== Exercise aim ==
Return all lines in the data where the string "close" can be found.

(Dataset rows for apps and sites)
------------

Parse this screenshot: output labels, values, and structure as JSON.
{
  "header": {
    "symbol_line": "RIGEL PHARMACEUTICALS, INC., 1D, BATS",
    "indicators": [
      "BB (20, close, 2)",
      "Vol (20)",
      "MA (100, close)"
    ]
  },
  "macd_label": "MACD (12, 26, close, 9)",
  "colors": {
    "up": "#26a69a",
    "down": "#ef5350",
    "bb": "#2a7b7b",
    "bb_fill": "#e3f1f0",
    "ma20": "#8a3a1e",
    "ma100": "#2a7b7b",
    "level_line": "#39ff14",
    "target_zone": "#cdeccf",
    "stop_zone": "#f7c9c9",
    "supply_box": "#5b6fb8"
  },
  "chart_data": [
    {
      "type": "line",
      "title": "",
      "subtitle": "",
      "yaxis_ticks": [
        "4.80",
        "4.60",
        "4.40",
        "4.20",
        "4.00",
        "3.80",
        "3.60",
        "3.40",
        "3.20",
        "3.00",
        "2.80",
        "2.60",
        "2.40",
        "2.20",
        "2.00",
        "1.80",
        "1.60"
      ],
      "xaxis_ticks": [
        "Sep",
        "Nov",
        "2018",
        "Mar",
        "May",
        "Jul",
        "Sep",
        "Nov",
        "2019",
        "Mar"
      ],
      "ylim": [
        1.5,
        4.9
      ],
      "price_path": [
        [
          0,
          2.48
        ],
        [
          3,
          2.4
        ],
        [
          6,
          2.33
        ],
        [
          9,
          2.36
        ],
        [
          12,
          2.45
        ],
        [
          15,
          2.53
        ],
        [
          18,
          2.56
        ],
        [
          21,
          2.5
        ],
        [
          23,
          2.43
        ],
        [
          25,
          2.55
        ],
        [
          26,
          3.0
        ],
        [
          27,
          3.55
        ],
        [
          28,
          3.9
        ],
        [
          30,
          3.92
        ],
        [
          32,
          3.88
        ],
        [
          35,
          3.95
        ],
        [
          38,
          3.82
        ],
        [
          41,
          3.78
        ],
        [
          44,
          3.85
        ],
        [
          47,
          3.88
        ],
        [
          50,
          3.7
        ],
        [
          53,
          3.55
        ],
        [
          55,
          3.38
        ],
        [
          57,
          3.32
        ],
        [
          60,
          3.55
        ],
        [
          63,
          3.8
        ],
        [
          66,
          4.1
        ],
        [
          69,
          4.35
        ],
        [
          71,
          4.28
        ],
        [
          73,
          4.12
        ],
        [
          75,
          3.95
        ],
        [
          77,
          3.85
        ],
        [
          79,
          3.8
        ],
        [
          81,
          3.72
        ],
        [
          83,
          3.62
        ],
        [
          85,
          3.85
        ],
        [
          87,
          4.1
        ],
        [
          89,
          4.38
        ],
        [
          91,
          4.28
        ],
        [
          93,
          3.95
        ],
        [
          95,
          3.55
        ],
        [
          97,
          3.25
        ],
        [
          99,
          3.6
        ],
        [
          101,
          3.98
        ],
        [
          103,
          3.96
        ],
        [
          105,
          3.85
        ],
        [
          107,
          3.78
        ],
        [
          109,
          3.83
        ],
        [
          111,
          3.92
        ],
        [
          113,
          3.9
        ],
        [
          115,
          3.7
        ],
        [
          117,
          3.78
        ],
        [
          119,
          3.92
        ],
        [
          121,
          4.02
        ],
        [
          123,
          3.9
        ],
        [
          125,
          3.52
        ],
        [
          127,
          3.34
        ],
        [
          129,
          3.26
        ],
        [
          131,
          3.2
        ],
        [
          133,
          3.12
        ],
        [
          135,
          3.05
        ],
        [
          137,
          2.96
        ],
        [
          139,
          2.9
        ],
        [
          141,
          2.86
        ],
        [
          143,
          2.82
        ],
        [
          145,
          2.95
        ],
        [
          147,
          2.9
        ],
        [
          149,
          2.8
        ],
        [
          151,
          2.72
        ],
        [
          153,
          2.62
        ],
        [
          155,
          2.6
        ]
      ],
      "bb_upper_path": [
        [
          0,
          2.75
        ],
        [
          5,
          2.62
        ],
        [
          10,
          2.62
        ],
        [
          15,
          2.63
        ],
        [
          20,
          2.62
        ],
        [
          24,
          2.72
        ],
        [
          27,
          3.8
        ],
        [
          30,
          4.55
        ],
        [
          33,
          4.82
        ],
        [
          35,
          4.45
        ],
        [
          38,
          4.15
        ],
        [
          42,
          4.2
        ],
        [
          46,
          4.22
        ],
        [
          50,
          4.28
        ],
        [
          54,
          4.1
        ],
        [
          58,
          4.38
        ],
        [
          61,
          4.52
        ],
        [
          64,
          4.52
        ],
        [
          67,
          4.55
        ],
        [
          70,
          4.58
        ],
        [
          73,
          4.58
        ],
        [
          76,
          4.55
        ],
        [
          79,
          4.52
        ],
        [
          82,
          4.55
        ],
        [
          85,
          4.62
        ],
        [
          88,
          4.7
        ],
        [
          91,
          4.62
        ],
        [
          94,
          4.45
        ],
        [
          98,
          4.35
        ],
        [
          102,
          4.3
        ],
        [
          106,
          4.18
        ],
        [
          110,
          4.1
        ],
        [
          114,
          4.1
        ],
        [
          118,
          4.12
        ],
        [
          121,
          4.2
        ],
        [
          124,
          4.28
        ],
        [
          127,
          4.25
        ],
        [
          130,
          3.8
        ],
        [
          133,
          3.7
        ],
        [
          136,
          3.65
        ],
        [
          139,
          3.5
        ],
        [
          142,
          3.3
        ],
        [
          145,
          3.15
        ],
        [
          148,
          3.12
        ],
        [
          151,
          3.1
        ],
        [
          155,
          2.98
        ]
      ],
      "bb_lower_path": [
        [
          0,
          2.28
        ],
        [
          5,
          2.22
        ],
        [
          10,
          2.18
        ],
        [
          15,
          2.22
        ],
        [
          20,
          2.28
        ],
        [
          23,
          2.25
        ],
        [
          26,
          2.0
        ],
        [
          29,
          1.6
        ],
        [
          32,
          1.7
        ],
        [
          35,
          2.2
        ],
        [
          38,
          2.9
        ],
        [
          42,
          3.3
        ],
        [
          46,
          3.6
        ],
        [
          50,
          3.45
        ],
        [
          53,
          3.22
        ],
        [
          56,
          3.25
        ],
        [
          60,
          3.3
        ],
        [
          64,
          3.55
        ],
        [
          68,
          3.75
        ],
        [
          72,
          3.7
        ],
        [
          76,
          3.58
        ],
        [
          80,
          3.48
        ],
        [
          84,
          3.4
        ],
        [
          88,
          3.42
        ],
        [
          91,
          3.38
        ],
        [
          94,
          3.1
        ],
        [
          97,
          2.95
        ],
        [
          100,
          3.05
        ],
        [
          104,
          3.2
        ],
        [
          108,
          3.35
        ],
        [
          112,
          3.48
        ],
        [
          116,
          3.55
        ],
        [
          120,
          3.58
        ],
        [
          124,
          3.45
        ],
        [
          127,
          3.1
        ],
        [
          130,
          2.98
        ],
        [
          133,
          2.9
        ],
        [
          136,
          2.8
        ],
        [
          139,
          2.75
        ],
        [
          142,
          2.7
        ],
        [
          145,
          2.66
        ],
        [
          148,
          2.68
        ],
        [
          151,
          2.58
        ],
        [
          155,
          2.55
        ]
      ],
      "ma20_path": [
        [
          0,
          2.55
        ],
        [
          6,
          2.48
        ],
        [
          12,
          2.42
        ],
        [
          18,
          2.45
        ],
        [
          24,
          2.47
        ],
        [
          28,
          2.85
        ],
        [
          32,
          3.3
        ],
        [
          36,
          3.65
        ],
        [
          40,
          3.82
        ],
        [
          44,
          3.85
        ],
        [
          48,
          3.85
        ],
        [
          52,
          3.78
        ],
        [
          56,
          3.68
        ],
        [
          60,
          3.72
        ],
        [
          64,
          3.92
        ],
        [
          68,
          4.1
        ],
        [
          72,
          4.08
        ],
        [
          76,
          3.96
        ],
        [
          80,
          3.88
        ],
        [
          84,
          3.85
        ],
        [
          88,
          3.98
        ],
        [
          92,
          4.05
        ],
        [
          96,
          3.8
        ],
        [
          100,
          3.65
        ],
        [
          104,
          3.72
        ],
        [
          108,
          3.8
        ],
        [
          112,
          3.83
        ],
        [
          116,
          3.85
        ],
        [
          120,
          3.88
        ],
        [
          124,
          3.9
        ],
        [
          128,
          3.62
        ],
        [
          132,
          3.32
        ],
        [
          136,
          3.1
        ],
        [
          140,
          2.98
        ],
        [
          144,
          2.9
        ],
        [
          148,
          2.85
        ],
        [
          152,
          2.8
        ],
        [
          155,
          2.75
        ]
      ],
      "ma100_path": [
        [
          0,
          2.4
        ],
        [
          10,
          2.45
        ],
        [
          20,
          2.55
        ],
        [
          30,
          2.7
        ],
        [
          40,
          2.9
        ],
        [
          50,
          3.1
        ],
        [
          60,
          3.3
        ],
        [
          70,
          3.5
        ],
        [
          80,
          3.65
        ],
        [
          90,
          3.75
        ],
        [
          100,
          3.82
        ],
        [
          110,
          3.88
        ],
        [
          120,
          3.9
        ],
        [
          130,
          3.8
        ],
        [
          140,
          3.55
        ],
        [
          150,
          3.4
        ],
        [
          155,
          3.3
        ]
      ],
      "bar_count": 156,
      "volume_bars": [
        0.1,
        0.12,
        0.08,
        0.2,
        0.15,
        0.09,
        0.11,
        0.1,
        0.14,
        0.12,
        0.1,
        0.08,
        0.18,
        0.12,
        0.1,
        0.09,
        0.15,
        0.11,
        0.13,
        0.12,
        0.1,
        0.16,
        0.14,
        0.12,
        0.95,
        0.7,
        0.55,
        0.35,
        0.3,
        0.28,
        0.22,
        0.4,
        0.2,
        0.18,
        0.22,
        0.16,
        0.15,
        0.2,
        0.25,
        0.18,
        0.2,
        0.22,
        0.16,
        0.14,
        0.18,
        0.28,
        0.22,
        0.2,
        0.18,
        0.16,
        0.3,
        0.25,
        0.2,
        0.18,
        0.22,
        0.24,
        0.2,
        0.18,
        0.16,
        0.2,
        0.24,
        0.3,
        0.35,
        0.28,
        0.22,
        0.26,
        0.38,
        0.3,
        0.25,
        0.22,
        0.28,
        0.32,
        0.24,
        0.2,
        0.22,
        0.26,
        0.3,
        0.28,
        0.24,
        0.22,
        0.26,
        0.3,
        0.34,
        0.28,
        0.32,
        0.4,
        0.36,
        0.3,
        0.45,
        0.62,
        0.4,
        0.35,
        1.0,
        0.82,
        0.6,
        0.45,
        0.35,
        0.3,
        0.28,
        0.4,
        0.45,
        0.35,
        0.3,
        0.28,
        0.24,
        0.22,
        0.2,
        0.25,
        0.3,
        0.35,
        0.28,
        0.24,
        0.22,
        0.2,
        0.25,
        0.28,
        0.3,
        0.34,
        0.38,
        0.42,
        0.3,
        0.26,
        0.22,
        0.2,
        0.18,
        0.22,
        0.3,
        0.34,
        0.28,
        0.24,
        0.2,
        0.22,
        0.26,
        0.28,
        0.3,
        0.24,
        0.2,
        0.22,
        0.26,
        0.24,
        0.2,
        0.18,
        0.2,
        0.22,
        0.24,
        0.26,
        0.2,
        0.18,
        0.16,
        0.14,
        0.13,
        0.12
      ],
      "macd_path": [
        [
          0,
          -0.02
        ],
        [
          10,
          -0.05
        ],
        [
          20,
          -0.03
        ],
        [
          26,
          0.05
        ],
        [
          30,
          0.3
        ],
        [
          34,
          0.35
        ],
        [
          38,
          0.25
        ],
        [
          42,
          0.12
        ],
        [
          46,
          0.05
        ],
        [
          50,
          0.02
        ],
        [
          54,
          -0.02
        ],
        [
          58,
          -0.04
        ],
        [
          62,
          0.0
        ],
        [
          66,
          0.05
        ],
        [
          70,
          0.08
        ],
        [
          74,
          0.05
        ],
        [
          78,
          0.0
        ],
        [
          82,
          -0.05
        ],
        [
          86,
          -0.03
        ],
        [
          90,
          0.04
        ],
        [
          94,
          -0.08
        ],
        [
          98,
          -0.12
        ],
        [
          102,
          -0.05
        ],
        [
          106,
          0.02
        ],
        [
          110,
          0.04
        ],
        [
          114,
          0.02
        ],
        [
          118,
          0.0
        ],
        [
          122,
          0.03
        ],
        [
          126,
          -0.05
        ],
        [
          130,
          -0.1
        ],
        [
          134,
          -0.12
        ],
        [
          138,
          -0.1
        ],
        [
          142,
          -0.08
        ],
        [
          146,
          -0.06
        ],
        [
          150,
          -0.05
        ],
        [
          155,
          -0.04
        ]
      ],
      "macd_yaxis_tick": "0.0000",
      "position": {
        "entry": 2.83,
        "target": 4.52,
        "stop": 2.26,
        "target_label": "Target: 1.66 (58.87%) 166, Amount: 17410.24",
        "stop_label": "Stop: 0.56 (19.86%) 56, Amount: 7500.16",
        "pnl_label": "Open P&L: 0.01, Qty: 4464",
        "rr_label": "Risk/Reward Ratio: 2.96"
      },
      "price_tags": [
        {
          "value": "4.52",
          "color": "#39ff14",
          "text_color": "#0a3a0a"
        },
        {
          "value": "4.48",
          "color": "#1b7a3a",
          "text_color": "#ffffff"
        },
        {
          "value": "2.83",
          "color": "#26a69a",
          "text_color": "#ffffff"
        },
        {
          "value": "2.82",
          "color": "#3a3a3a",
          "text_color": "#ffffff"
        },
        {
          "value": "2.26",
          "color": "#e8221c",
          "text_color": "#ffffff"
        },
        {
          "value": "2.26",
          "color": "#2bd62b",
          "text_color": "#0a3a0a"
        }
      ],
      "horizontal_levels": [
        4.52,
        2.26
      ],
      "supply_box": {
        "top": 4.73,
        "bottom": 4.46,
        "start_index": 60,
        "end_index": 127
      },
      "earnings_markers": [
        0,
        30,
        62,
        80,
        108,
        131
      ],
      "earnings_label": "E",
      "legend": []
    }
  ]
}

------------

== Answer to the problem ==
      "BB (20, close, 2)",
      "MA (100, close)"
  "macd_label": "MACD (12, 26, close, 9)",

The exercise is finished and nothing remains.